Continued from page 1
You can download pdf files of substantial sections of each of books in this series for review here:
James Heisig – Remembering Kanji Book 1
James Heisig – Remembering Kanji Book 2
James Heisig – Remembering Kanji Book 3
Kenneth Henshall's A Guide to Remembering Japanese Characters
Now, I should first state that, personally, I have not used this method in my own kanji study. However, while looking at ways to accelerate my kanji assimilation ability to joyou level (the 1,945 kanji set taught up to end of high school in Japan) and beyond, I came across Henshall's method as other major alternative to traditional repeat-until-you-go-mad methods.
Henshall also employs mnemonics, creating a sentence to plant image of kanji deep in learner's brain. The difference is that where Heisig takes a fast-and-loose approach with meanings assigned to individual elements of each kanji in reaching his goal of creating a memorable mind-picture, Henshall traces history of these elements in great scholastic detail.
In my opinion (and reason I personally chose Heisig over Henshall for my own study), academic strength of Henshall's analysis is its biggest weakness as a memorization tool: If you have an excellent memory, or if you already know kanji anyway and are interested in their etymological roots, then Henshall will give you a depth of knowledge that will impress even your native speaker Japanese friends. However, if you do not have an almost-photographic memory, and mastering kanji in a sensible time period is your priority, you will probably find that this detailed and obscure analysis does not provide compelling memory "hook" that Heisig's method does.
Other Mnemonic Kanji Study Methods
In addition to these two main players you may also want to consider 2001 Kanji by Father Joseph R. De Roo (although its availability is questionable) or Kanji ABC by Forester and Tamura as alternative approaches.

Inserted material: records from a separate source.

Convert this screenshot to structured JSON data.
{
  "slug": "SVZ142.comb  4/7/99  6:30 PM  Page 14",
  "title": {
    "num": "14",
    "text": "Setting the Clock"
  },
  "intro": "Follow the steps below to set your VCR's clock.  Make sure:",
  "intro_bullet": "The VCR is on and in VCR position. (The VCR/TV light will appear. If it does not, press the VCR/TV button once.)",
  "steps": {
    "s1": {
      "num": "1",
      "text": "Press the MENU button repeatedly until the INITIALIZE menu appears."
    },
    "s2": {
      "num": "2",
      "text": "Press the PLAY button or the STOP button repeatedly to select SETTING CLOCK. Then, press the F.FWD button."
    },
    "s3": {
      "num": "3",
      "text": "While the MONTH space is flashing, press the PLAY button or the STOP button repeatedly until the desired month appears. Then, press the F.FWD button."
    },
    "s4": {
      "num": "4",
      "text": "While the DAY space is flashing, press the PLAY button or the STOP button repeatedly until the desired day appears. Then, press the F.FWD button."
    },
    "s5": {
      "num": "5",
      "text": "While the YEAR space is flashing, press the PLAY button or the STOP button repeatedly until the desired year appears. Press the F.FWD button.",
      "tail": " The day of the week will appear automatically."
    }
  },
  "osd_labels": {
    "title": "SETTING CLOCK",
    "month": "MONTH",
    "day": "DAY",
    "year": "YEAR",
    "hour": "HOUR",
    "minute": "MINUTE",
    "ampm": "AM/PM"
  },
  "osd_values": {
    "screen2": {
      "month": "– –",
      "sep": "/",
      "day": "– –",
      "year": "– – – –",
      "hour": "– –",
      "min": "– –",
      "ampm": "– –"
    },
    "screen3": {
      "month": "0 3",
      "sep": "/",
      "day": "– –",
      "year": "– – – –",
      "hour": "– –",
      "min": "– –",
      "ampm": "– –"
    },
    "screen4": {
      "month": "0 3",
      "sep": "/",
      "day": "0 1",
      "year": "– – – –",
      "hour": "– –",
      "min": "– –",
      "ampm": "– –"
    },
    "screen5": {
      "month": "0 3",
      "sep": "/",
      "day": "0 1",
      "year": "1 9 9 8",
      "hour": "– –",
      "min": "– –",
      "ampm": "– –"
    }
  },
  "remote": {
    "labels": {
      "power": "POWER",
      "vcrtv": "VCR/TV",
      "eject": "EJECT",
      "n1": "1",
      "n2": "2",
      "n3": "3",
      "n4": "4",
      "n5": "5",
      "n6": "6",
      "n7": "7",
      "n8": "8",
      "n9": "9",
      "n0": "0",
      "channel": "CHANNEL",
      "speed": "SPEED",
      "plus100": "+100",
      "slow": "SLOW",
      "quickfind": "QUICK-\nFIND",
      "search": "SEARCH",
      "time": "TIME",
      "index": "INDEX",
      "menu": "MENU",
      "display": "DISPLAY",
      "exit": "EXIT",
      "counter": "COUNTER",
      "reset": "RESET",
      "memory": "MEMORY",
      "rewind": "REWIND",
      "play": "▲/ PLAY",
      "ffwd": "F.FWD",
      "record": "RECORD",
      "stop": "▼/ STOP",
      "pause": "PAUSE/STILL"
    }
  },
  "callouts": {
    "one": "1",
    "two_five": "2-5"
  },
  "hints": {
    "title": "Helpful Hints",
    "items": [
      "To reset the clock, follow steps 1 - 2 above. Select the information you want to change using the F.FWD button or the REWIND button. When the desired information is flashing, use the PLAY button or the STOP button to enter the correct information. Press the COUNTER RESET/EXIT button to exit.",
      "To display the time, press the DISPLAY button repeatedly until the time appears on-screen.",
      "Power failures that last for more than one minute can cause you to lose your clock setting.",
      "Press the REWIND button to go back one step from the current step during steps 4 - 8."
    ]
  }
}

If you are a visual learner, skip on to Part 2 and discover methods that can work best with your learning style.
Stephen Munday lives in Japan. His most recent project is a website where you can get your name in beautiful Japanese calligraphy. This article is (c) Stephen Munday 2005. Permission is given to reproduce this article in whole with the URLs correctly hyperlinked.